Tips on How to Write Clearly:

1. Less is more. Omit needless everything. If one word can capture what you are trying to convey, use one word instead of five, six, seven, even ten words. Strike out words with the zeal of a major league pitcher. Always try to be spellbinding in as few words as possible. In fact, you will be more spellbinding if you use as few words as possible (unless you’re William Faulkner). In the first sentence of this point, I originally wrote “less is always more.” Strike. Less is more.

2. If you can write a simple sentence, write a simple sentence (subject + verb + punctuation). See “less is more.” Sometimes a simple sentence is just as powerful as a complex sentence.

3. Use powerful, common, plain English words, especially if powerful, common, plain English words can replace multisyllable monstrosities. Use complex words-concepts only when the use of them is highly necessary, highly unavoidable. Do not use them to sound smart. You will not sound smart (note: big words are OK if deployed naturally and only if they are utterly sensible and entirely unavoidable.)

4. After you write your first draft, revise it, several times. Try to step out of your mind and into the reader’s mind. Can they clearly grasp what you wrote? Can you revise it to make it even clearer, utterly crystalline, no distortion, no noise between messenger and receiver, no room for interpretation or false impressions? Yes, you can. Every first draft is flawed, usually on the grounds of clarity.

5. Precise word choice. Labor over those words. Choose wisely/prudently: lean toward simplicity and words that precisely describe your desire with utmost clarity.

6. And finally, make mistakes.
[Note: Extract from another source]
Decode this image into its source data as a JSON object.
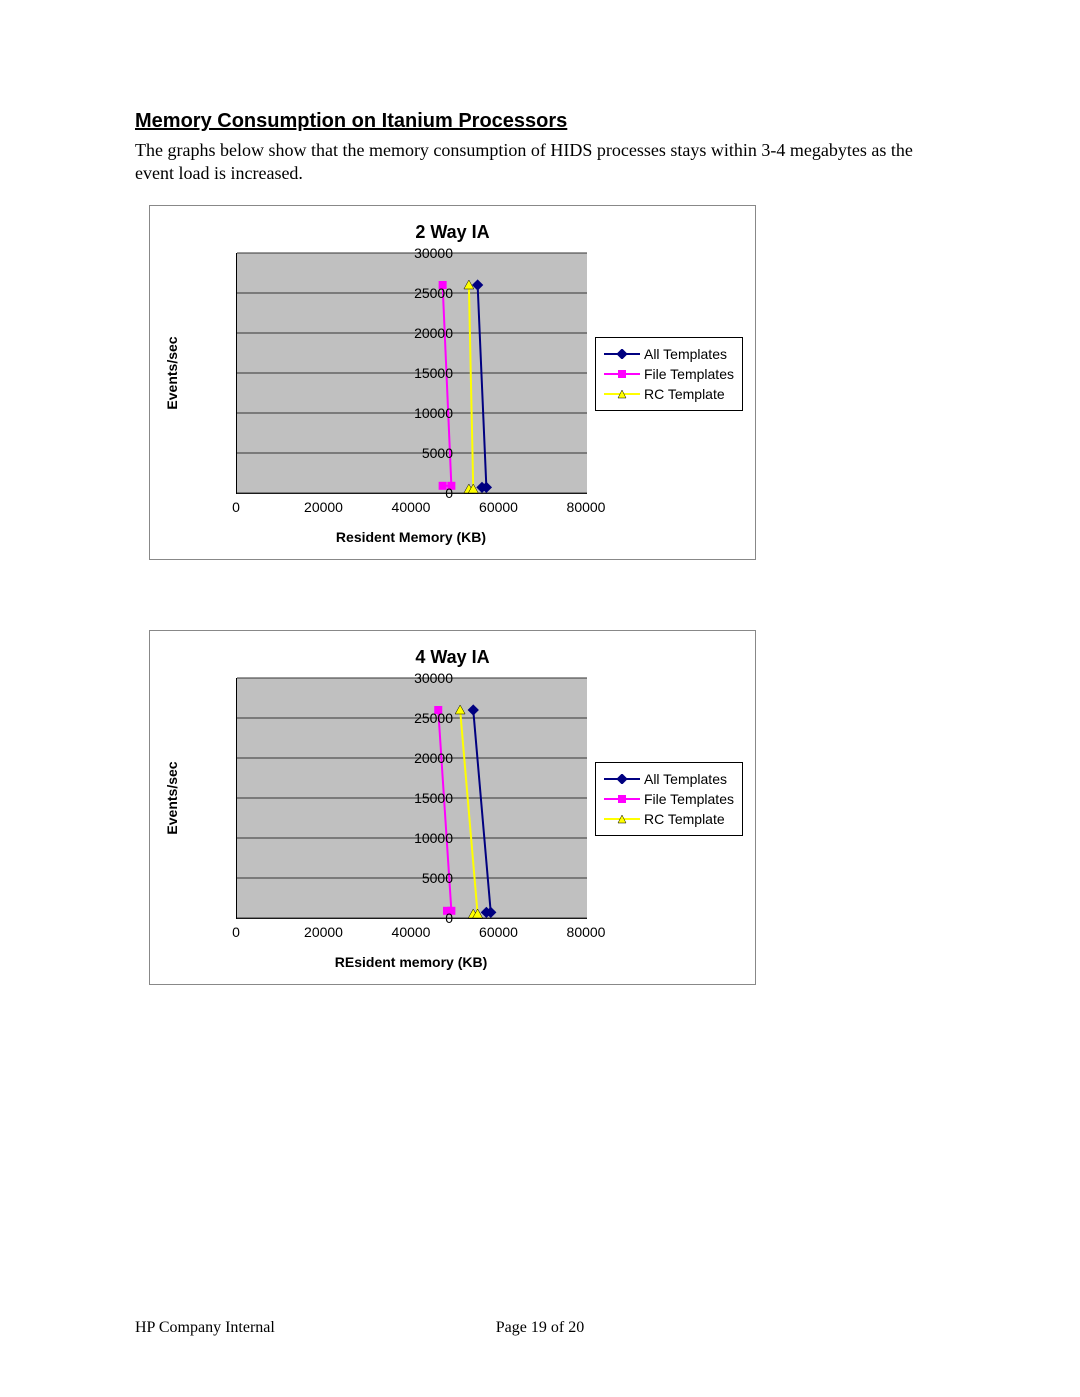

To write with clarity, we must dive and swim among muddy waters. I absolutely violated rules here. Rules are meant to be adhered to and violated. But we don’t become masters without principles, without knowing the fundamentals.  Write, throw mud. Then, revise, turn mud into water, and then eventually manna that we will all enjoy.
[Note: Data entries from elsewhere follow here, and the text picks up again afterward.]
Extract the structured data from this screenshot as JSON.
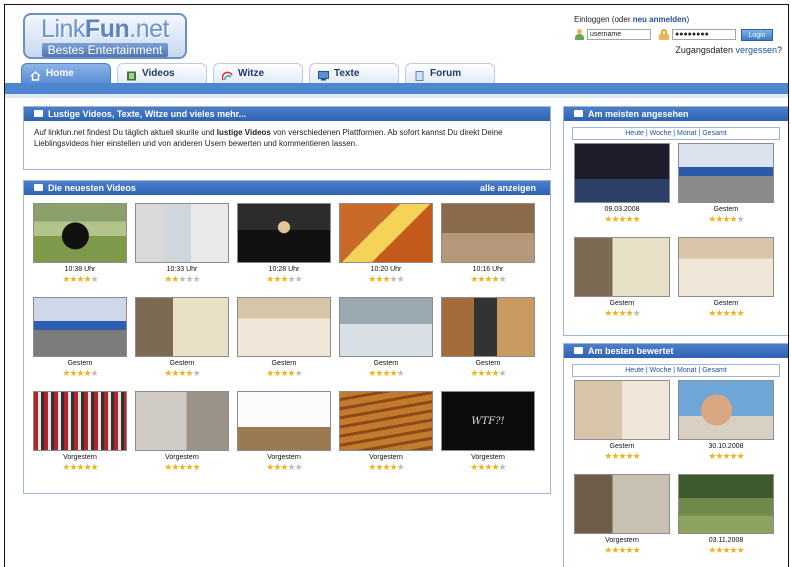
{
  "header": {
    "logo_text_1": "Link",
    "logo_text_2": "Fun",
    "logo_text_3": ".net",
    "logo_tagline": "Bestes Entertainment"
  },
  "login": {
    "line_prefix": "Einloggen (oder ",
    "register_link": "neu anmelden",
    "line_suffix": ")",
    "username_value": "username",
    "password_value": "●●●●●●●●",
    "login_button": "Login",
    "forgot_prefix": "Zugangsdaten ",
    "forgot_link": "vergessen",
    "forgot_suffix": "?"
  },
  "tabs": [
    {
      "label": "Home",
      "icon": "home-icon",
      "active": true
    },
    {
      "label": "Videos",
      "icon": "film-icon",
      "active": false
    },
    {
      "label": "Witze",
      "icon": "rainbow-icon",
      "active": false
    },
    {
      "label": "Texte",
      "icon": "monitor-icon",
      "active": false
    },
    {
      "label": "Forum",
      "icon": "document-icon",
      "active": false
    }
  ],
  "intro": {
    "heading": "Lustige Videos, Texte, Witze und vieles mehr...",
    "text_1": "Auf linkfun.net findest Du täglich aktuell skurile und ",
    "text_bold": "lustige Videos",
    "text_2": " von verschiedenen Plattformen. Ab sofort kannst Du direkt Deine Lieblingsvideos hier einstellen und von anderen Usern bewerten und kommentieren lassen."
  },
  "newest": {
    "heading": "Die neuesten Videos",
    "show_all": "alle anzeigen",
    "videos": [
      {
        "time": "10:38 Uhr",
        "rating": 4,
        "thumb": "t-dog"
      },
      {
        "time": "10:33 Uhr",
        "rating": 2,
        "thumb": "t-office"
      },
      {
        "time": "10:28 Uhr",
        "rating": 3,
        "thumb": "t-suit"
      },
      {
        "time": "10:20 Uhr",
        "rating": 3,
        "thumb": "t-cat1"
      },
      {
        "time": "10:16 Uhr",
        "rating": 4,
        "thumb": "t-cat2"
      },
      {
        "time": "Gestern",
        "rating": 4,
        "thumb": "t-pingpong"
      },
      {
        "time": "Gestern",
        "rating": 4,
        "thumb": "t-kitchen"
      },
      {
        "time": "Gestern",
        "rating": 4,
        "thumb": "t-shelf"
      },
      {
        "time": "Gestern",
        "rating": 4,
        "thumb": "t-storm"
      },
      {
        "time": "Gestern",
        "rating": 4,
        "thumb": "t-room"
      },
      {
        "time": "Vorgestern",
        "rating": 5,
        "thumb": "t-crowd"
      },
      {
        "time": "Vorgestern",
        "rating": 5,
        "thumb": "t-washer"
      },
      {
        "time": "Vorgestern",
        "rating": 3,
        "thumb": "t-dance"
      },
      {
        "time": "Vorgestern",
        "rating": 4,
        "thumb": "t-stairs"
      },
      {
        "time": "Vorgestern",
        "rating": 4,
        "thumb": "t-wtf",
        "overlay": "WTF?!"
      }
    ]
  },
  "most_viewed": {
    "heading": "Am meisten angesehen",
    "filters": [
      "Heute",
      "Woche",
      "Monat",
      "Gesamt"
    ],
    "videos": [
      {
        "time": "09.03.2008",
        "rating": 5,
        "thumb": "t-news"
      },
      {
        "time": "Gestern",
        "rating": 4,
        "thumb": "t-pp2"
      },
      {
        "time": "Gestern",
        "rating": 4,
        "thumb": "t-kitchen"
      },
      {
        "time": "Gestern",
        "rating": 5,
        "thumb": "t-shelf"
      }
    ]
  },
  "best_rated": {
    "heading": "Am besten bewertet",
    "filters": [
      "Heute",
      "Woche",
      "Monat",
      "Gesamt"
    ],
    "videos": [
      {
        "time": "Gestern",
        "rating": 5,
        "thumb": "t-kitchen2"
      },
      {
        "time": "30.10.2008",
        "rating": 5,
        "thumb": "t-boy"
      },
      {
        "time": "Vorgestern",
        "rating": 5,
        "thumb": "t-piano"
      },
      {
        "time": "03.11.2008",
        "rating": 5,
        "thumb": "t-girl"
      }
    ]
  },
  "colors": {
    "nav_blue": "#4f86d0",
    "link_blue": "#1f4f9c",
    "star_gold": "#f0b221"
  }
}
Contradictory Fodder, Emerson: A foolish consistency is the hobgoblin of little minds, adored by little statesmen and philosophers and divines. With consistency a great soul has simply nothing to do. He may as well concern himself with his shadow on the wall.

But still, write clearly.

Suggested Reading: Style: Lessons in Clarity and Grace (11th Edition)

Stephen J. McConnell is the co-founder of Guiding Type, a content development and internet marketing company based in Denver, Colorado. Follow him on Twitter, @sj_mcconnell.com, or subscribe to his thoughts on writing blog at sjmcconnell.com. 

Stephen also recently finished a novel about a sudden collapse in Earth’s environment and finished a screenplay about a United States soldier’s woes in Afghanistan. He is currently seeking representation for both works. In addition, Stephen recently published an eBook on creative writing, In Search of You. Creative Writing: Journey, Style, Method.  He has a B.S. in English from Radford University and a M.S. in Writing from New York University